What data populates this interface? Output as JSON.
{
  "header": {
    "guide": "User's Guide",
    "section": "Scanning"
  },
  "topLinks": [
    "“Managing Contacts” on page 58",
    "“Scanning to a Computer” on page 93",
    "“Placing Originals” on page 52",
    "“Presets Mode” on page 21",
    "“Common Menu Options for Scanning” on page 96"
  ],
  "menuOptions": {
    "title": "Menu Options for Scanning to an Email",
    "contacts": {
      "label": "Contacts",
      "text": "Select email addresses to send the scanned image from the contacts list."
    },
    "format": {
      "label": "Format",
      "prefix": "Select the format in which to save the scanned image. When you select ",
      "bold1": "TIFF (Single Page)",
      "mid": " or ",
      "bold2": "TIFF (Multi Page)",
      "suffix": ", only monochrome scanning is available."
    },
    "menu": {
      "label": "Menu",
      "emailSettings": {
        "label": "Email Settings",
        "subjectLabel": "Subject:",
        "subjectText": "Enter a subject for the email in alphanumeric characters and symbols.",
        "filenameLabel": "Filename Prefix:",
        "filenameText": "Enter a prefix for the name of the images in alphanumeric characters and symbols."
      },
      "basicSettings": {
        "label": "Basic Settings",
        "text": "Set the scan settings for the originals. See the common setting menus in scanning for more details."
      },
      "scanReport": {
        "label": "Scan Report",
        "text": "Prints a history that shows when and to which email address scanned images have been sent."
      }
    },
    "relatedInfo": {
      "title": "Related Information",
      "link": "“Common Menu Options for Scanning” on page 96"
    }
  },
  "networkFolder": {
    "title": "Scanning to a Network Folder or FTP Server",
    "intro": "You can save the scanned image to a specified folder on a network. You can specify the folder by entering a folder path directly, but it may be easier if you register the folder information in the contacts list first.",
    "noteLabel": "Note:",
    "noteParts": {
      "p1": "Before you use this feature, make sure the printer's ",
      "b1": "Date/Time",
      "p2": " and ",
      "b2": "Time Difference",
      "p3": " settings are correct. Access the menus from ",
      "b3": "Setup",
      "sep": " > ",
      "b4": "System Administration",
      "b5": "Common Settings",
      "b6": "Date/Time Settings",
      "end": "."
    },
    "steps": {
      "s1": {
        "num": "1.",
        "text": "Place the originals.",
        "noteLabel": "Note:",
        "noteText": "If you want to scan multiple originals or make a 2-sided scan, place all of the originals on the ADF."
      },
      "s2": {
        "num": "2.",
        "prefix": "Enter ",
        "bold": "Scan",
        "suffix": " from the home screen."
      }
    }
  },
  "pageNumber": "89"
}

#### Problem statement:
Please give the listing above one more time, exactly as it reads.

#### Solution:
What data populates this interface? Output as JSON.
{
  "header": {
    "guide": "User's Guide",
    "section": "Scanning"
  },
  "topLinks": [
    "“Managing Contacts” on page 58",
    "“Scanning to a Computer” on page 93",
    "“Placing Originals” on page 52",
    "“Presets Mode” on page 21",
    "“Common Menu Options for Scanning” on page 96"
  ],
  "menuOptions": {
    "title": "Menu Options for Scanning to an Email",
    "contacts": {
      "label": "Contacts",
      "text": "Select email addresses to send the scanned image from the contacts list."
    },
    "format": {
      "label": "Format",
      "prefix": "Select the format in which to save the scanned image. When you select ",
      "bold1": "TIFF (Single Page)",
      "mid": " or ",
      "bold2": "TIFF (Multi Page)",
      "suffix": ", only monochrome scanning is available."
    },
    "menu": {
      "label": "Menu",
      "emailSettings": {
        "label": "Email Settings",
        "subjectLabel": "Subject:",
        "subjectText": "Enter a subject for the email in alphanumeric characters and symbols.",
        "filenameLabel": "Filename Prefix:",
        "filenameText": "Enter a prefix for the name of the images in alphanumeric characters and symbols."
      },
      "basicSettings": {
        "label": "Basic Settings",
        "text": "Set the scan settings for the originals. See the common setting menus in scanning for more details."
      },
      "scanReport": {
        "label": "Scan Report",
        "text": "Prints a history that shows when and to which email address scanned images have been sent."
      }
    },
    "relatedInfo": {
      "title": "Related Information",
      "link": "“Common Menu Options for Scanning” on page 96"
    }
  },
  "networkFolder": {
    "title": "Scanning to a Network Folder or FTP Server",
    "intro": "You can save the scanned image to a specified folder on a network. You can specify the folder by entering a folder path directly, but it may be easier if you register the folder information in the contacts list first.",
    "noteLabel": "Note:",
    "noteParts": {
      "p1": "Before you use this feature, make sure the printer's ",
      "b1": "Date/Time",
      "p2": " and ",
      "b2": "Time Difference",
      "p3": " settings are correct. Access the menus from ",
      "b3": "Setup",
      "sep": " > ",
      "b4": "System Administration",
      "b5": "Common Settings",
      "b6": "Date/Time Settings",
      "end": "."
    },
    "steps": {
      "s1": {
        "num": "1.",
        "text": "Place the originals.",
        "noteLabel": "Note:",
        "noteText": "If you want to scan multiple originals or make a 2-sided scan, place all of the originals on the ADF."
      },
      "s2": {
        "num": "2.",
        "prefix": "Enter ",
        "bold": "Scan",
        "suffix": " from the home screen."
      }
    }
  },
  "pageNumber": "89"
}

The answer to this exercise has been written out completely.